[Opening Records for the exercise section]
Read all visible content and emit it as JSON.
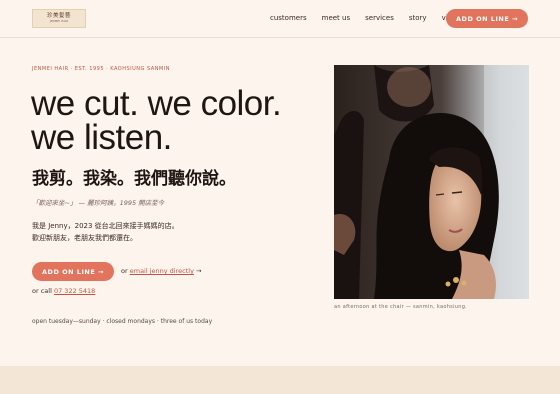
{
  "nav": {
    "logo_main": "珍美髮藝",
    "logo_sub": "JENMEI HAIR",
    "links": [
      "customers",
      "meet us",
      "services",
      "story",
      "visit"
    ],
    "cta_label": "ADD ON LINE →"
  },
  "hero": {
    "eyebrow": "JENMEI HAIR · EST. 1995 · KAOHSIUNG SANMIN",
    "headline_line1": "we cut. we color.",
    "headline_line2": "we listen.",
    "zh_headline": "我剪。我染。我們聽你說。",
    "quote": "「歡迎來坐~」 — 麗珍阿姨，1995 開店至今",
    "intro_line1": "我是 Jenny，2023 從台北回來接手媽媽的店。",
    "intro_line2": "歡迎新朋友，老朋友我們都還在。",
    "cta_label": "ADD ON LINE →",
    "or_text": "or",
    "email_link": "email jenny directly",
    "email_arrow": "→",
    "call_text": "or call",
    "phone": "07 322 5418",
    "hours": "open tuesday—sunday · closed mondays · three of us today"
  },
  "photo": {
    "caption": "an afternoon at the chair — sanmin, kaohsiung."
  },
  "colors": {
    "accent": "#e2735c",
    "background": "#fdf4ee",
    "footer_band": "#f3e6d6",
    "eyebrow": "#c0563f"
  }
}
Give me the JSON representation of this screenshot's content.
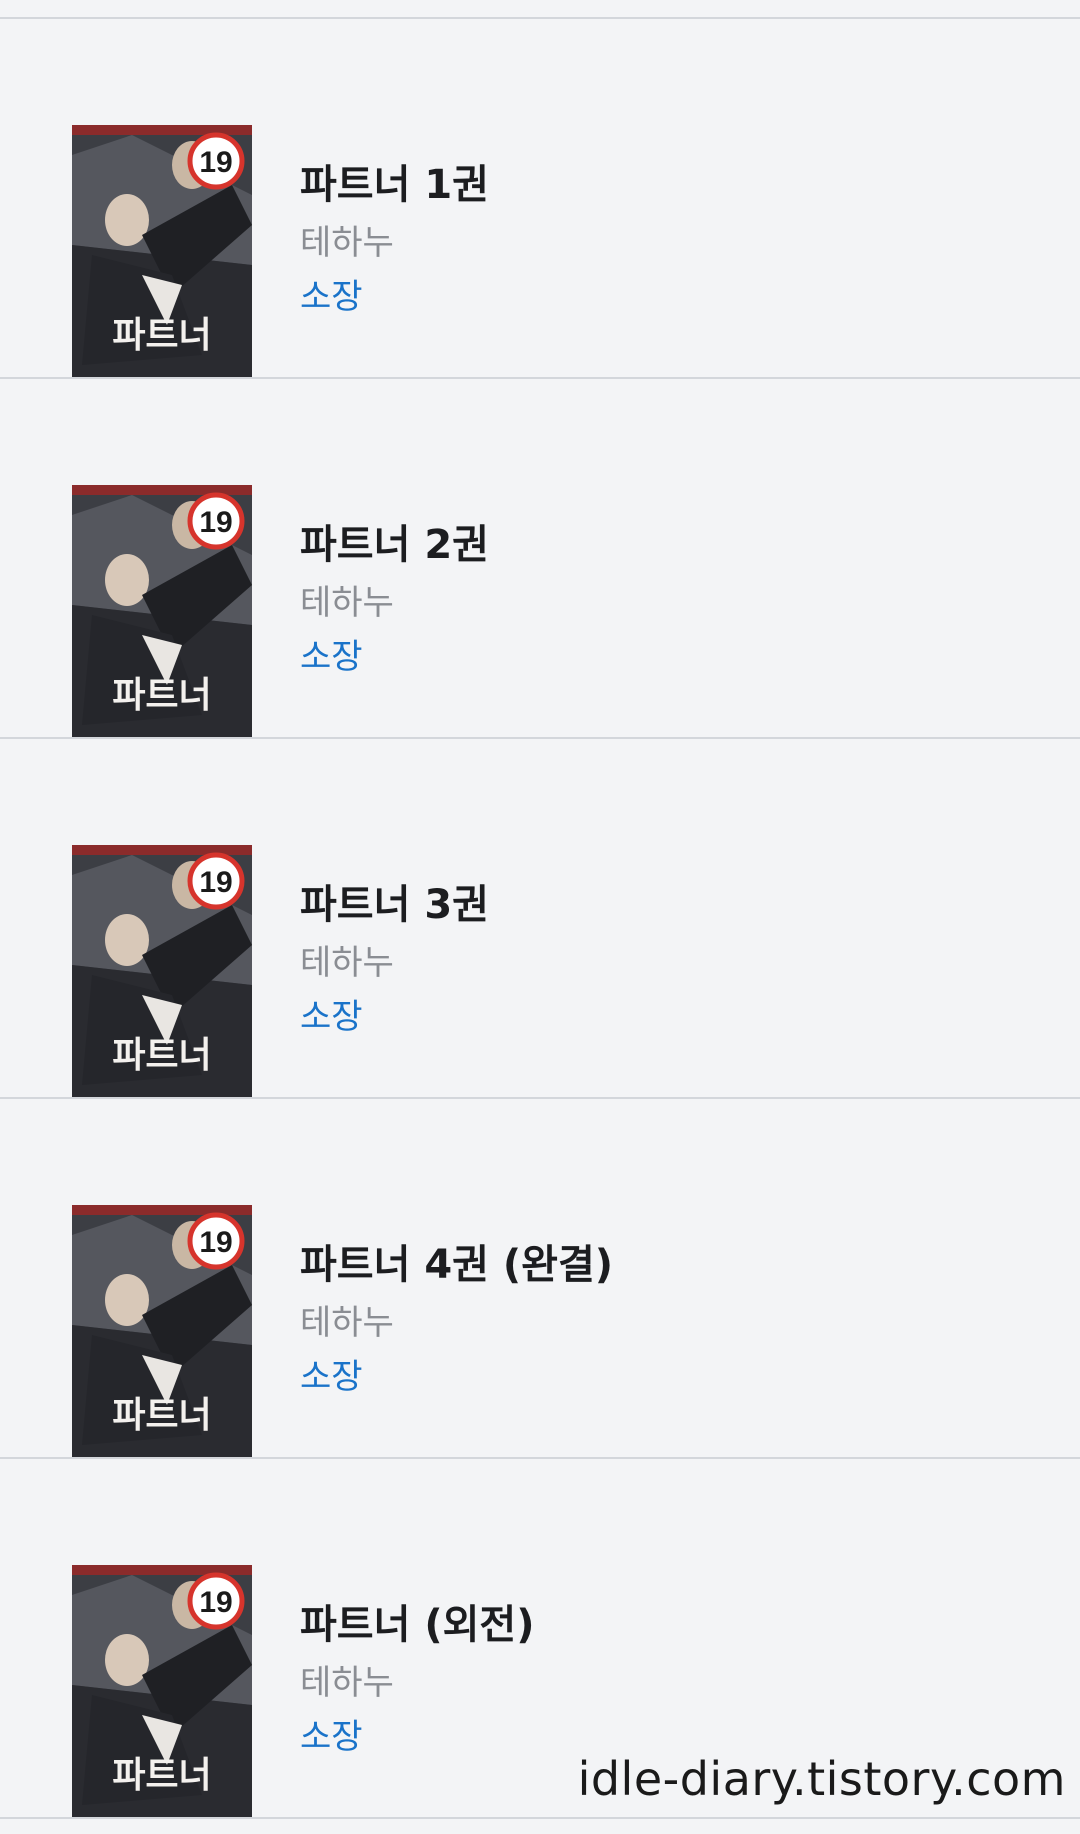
{
  "items": [
    {
      "title": "파트너 1권",
      "author": "테하누",
      "status": "소장",
      "cover": {
        "rating": "19",
        "cover_title": "파트너"
      }
    },
    {
      "title": "파트너 2권",
      "author": "테하누",
      "status": "소장",
      "cover": {
        "rating": "19",
        "cover_title": "파트너"
      }
    },
    {
      "title": "파트너 3권",
      "author": "테하누",
      "status": "소장",
      "cover": {
        "rating": "19",
        "cover_title": "파트너"
      }
    },
    {
      "title": "파트너 4권 (완결)",
      "author": "테하누",
      "status": "소장",
      "cover": {
        "rating": "19",
        "cover_title": "파트너"
      }
    },
    {
      "title": "파트너 (외전)",
      "author": "테하누",
      "status": "소장",
      "cover": {
        "rating": "19",
        "cover_title": "파트너"
      }
    }
  ],
  "watermark": "idle-diary.tistory.com",
  "colors": {
    "background": "#f3f4f6",
    "divider": "#d3d6db",
    "title": "#1c1d20",
    "author": "#8a8d93",
    "status": "#1a73c9",
    "rating_badge": "#d6342c"
  }
}
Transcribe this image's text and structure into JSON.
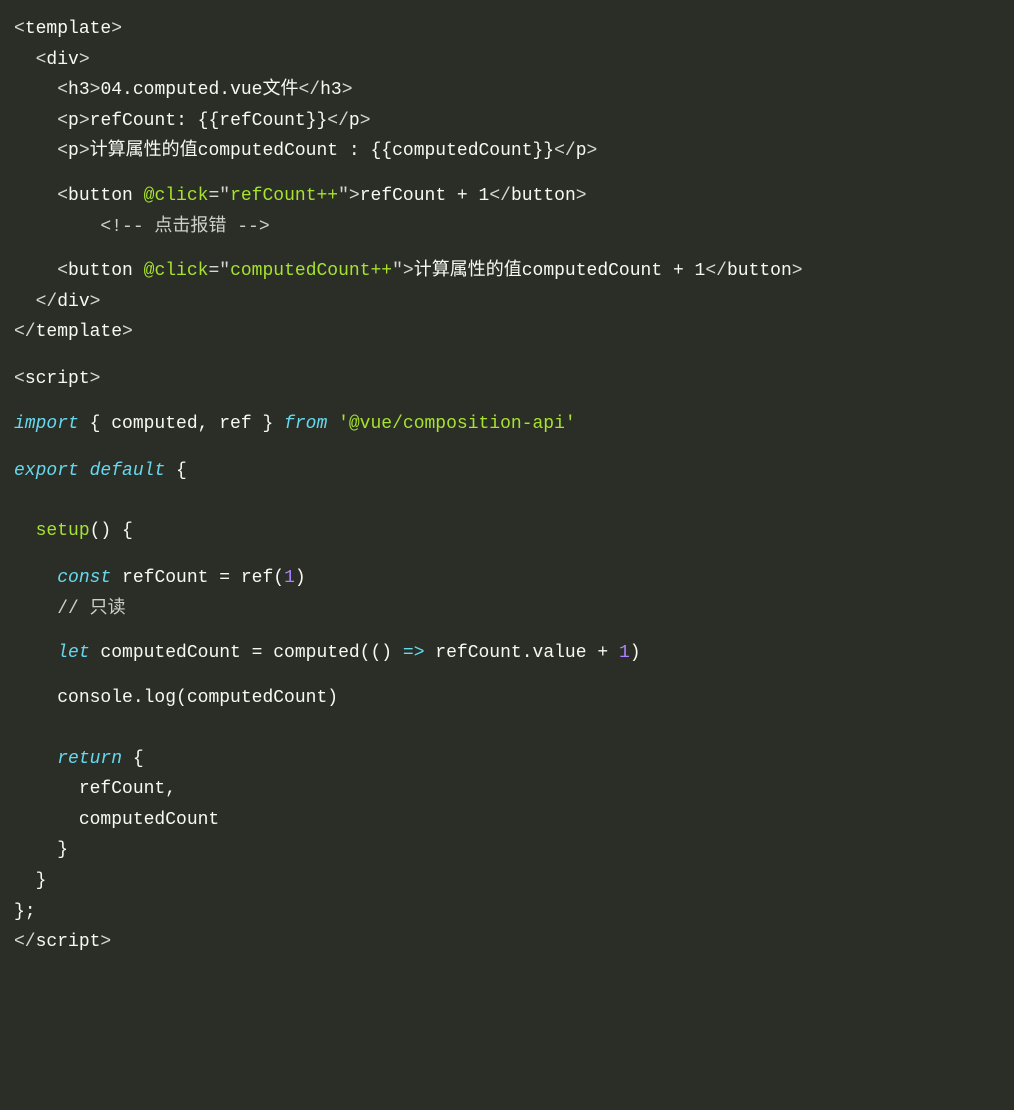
{
  "code": {
    "lines": [
      {
        "indent": 0,
        "type": "tag",
        "segments": [
          {
            "class": "punct",
            "text": "<"
          },
          {
            "class": "tag",
            "text": "template"
          },
          {
            "class": "punct",
            "text": ">"
          }
        ]
      },
      {
        "indent": 1,
        "type": "tag",
        "segments": [
          {
            "class": "punct",
            "text": "<"
          },
          {
            "class": "tag",
            "text": "div"
          },
          {
            "class": "punct",
            "text": ">"
          }
        ]
      },
      {
        "indent": 2,
        "type": "tag",
        "segments": [
          {
            "class": "punct",
            "text": "<"
          },
          {
            "class": "tag",
            "text": "h3"
          },
          {
            "class": "punct",
            "text": ">"
          },
          {
            "class": "default-text",
            "text": "04.computed.vue文件"
          },
          {
            "class": "punct",
            "text": "</"
          },
          {
            "class": "tag",
            "text": "h3"
          },
          {
            "class": "punct",
            "text": ">"
          }
        ]
      },
      {
        "indent": 2,
        "type": "tag",
        "segments": [
          {
            "class": "punct",
            "text": "<"
          },
          {
            "class": "tag",
            "text": "p"
          },
          {
            "class": "punct",
            "text": ">"
          },
          {
            "class": "default-text",
            "text": "refCount: {{refCount}}"
          },
          {
            "class": "punct",
            "text": "</"
          },
          {
            "class": "tag",
            "text": "p"
          },
          {
            "class": "punct",
            "text": ">"
          }
        ]
      },
      {
        "indent": 2,
        "type": "tag",
        "segments": [
          {
            "class": "punct",
            "text": "<"
          },
          {
            "class": "tag",
            "text": "p"
          },
          {
            "class": "punct",
            "text": ">"
          },
          {
            "class": "default-text",
            "text": "计算属性的值computedCount : {{computedCount}}"
          },
          {
            "class": "punct",
            "text": "</"
          },
          {
            "class": "tag",
            "text": "p"
          },
          {
            "class": "punct",
            "text": ">"
          }
        ]
      },
      {
        "indent": 2,
        "type": "tag",
        "segments": [
          {
            "class": "punct",
            "text": "<"
          },
          {
            "class": "tag",
            "text": "button"
          },
          {
            "class": "default-text",
            "text": " "
          },
          {
            "class": "attr",
            "text": "@click"
          },
          {
            "class": "punct",
            "text": "=\""
          },
          {
            "class": "attr",
            "text": "refCount++"
          },
          {
            "class": "punct",
            "text": "\">"
          },
          {
            "class": "default-text",
            "text": "refCount + 1"
          },
          {
            "class": "punct",
            "text": "</"
          },
          {
            "class": "tag",
            "text": "button"
          },
          {
            "class": "punct",
            "text": ">"
          }
        ]
      },
      {
        "indent": 4,
        "type": "comment",
        "segments": [
          {
            "class": "comment",
            "text": "<!-- 点击报错 -->"
          }
        ]
      },
      {
        "indent": 2,
        "type": "tag",
        "segments": [
          {
            "class": "punct",
            "text": "<"
          },
          {
            "class": "tag",
            "text": "button"
          },
          {
            "class": "default-text",
            "text": " "
          },
          {
            "class": "attr",
            "text": "@click"
          },
          {
            "class": "punct",
            "text": "=\""
          },
          {
            "class": "attr",
            "text": "computedCount++"
          },
          {
            "class": "punct",
            "text": "\">"
          },
          {
            "class": "default-text",
            "text": "计算属性的值computedCount + 1"
          },
          {
            "class": "punct",
            "text": "</"
          },
          {
            "class": "tag",
            "text": "button"
          },
          {
            "class": "punct",
            "text": ">"
          }
        ]
      },
      {
        "indent": 1,
        "type": "tag",
        "segments": [
          {
            "class": "punct",
            "text": "</"
          },
          {
            "class": "tag",
            "text": "div"
          },
          {
            "class": "punct",
            "text": ">"
          }
        ]
      },
      {
        "indent": 0,
        "type": "tag",
        "segments": [
          {
            "class": "punct",
            "text": "</"
          },
          {
            "class": "tag",
            "text": "template"
          },
          {
            "class": "punct",
            "text": ">"
          }
        ]
      },
      {
        "indent": 0,
        "type": "blank",
        "segments": []
      },
      {
        "indent": 0,
        "type": "tag",
        "segments": [
          {
            "class": "punct",
            "text": "<"
          },
          {
            "class": "tag",
            "text": "script"
          },
          {
            "class": "punct",
            "text": ">"
          }
        ]
      },
      {
        "indent": 0,
        "type": "js",
        "segments": [
          {
            "class": "keyword",
            "text": "import"
          },
          {
            "class": "default-text",
            "text": " { computed, ref } "
          },
          {
            "class": "keyword",
            "text": "from"
          },
          {
            "class": "default-text",
            "text": " "
          },
          {
            "class": "string",
            "text": "'@vue/composition-api'"
          }
        ]
      },
      {
        "indent": 0,
        "type": "blank",
        "segments": []
      },
      {
        "indent": 0,
        "type": "js",
        "segments": [
          {
            "class": "keyword",
            "text": "export"
          },
          {
            "class": "default-text",
            "text": " "
          },
          {
            "class": "keyword",
            "text": "default"
          },
          {
            "class": "default-text",
            "text": " {"
          }
        ]
      },
      {
        "indent": 0,
        "type": "blank",
        "segments": []
      },
      {
        "indent": 1,
        "type": "js",
        "segments": [
          {
            "class": "func",
            "text": "setup"
          },
          {
            "class": "default-text",
            "text": "() {"
          }
        ]
      },
      {
        "indent": 0,
        "type": "blank",
        "segments": []
      },
      {
        "indent": 2,
        "type": "js",
        "segments": [
          {
            "class": "const",
            "text": "const"
          },
          {
            "class": "default-text",
            "text": " refCount = ref("
          },
          {
            "class": "number",
            "text": "1"
          },
          {
            "class": "default-text",
            "text": ")"
          }
        ]
      },
      {
        "indent": 2,
        "type": "js",
        "segments": [
          {
            "class": "comment",
            "text": "// 只读"
          }
        ]
      },
      {
        "indent": 2,
        "type": "js",
        "segments": [
          {
            "class": "const",
            "text": "let"
          },
          {
            "class": "default-text",
            "text": " computedCount = computed(() "
          },
          {
            "class": "const",
            "text": "=>"
          },
          {
            "class": "default-text",
            "text": " refCount.value + "
          },
          {
            "class": "number",
            "text": "1"
          },
          {
            "class": "default-text",
            "text": ")"
          }
        ]
      },
      {
        "indent": 2,
        "type": "js",
        "segments": [
          {
            "class": "default-text",
            "text": "console.log(computedCount)"
          }
        ]
      },
      {
        "indent": 0,
        "type": "blank",
        "segments": []
      },
      {
        "indent": 2,
        "type": "js",
        "segments": [
          {
            "class": "keyword",
            "text": "return"
          },
          {
            "class": "default-text",
            "text": " {"
          }
        ]
      },
      {
        "indent": 3,
        "type": "js",
        "segments": [
          {
            "class": "default-text",
            "text": "refCount,"
          }
        ]
      },
      {
        "indent": 3,
        "type": "js",
        "segments": [
          {
            "class": "default-text",
            "text": "computedCount"
          }
        ]
      },
      {
        "indent": 2,
        "type": "js",
        "segments": [
          {
            "class": "default-text",
            "text": "}"
          }
        ]
      },
      {
        "indent": 1,
        "type": "js",
        "segments": [
          {
            "class": "default-text",
            "text": "}"
          }
        ]
      },
      {
        "indent": 0,
        "type": "js",
        "segments": [
          {
            "class": "default-text",
            "text": "};"
          }
        ]
      },
      {
        "indent": 0,
        "type": "tag",
        "segments": [
          {
            "class": "punct",
            "text": "</"
          },
          {
            "class": "tag",
            "text": "script"
          },
          {
            "class": "punct",
            "text": ">"
          }
        ]
      }
    ]
  },
  "indentUnit": "  ",
  "spacedLines": [
    5,
    7,
    12,
    16,
    20,
    21,
    23
  ]
}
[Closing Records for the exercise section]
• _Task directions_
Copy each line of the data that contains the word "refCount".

• _Task output_
            "text": "refCount: {{refCount}}"
            "text": "refCount++"
            "text": "refCount + 1"
            "text": " refCount = ref("
            "text": " refCount.value + "
            "text": "refCount,"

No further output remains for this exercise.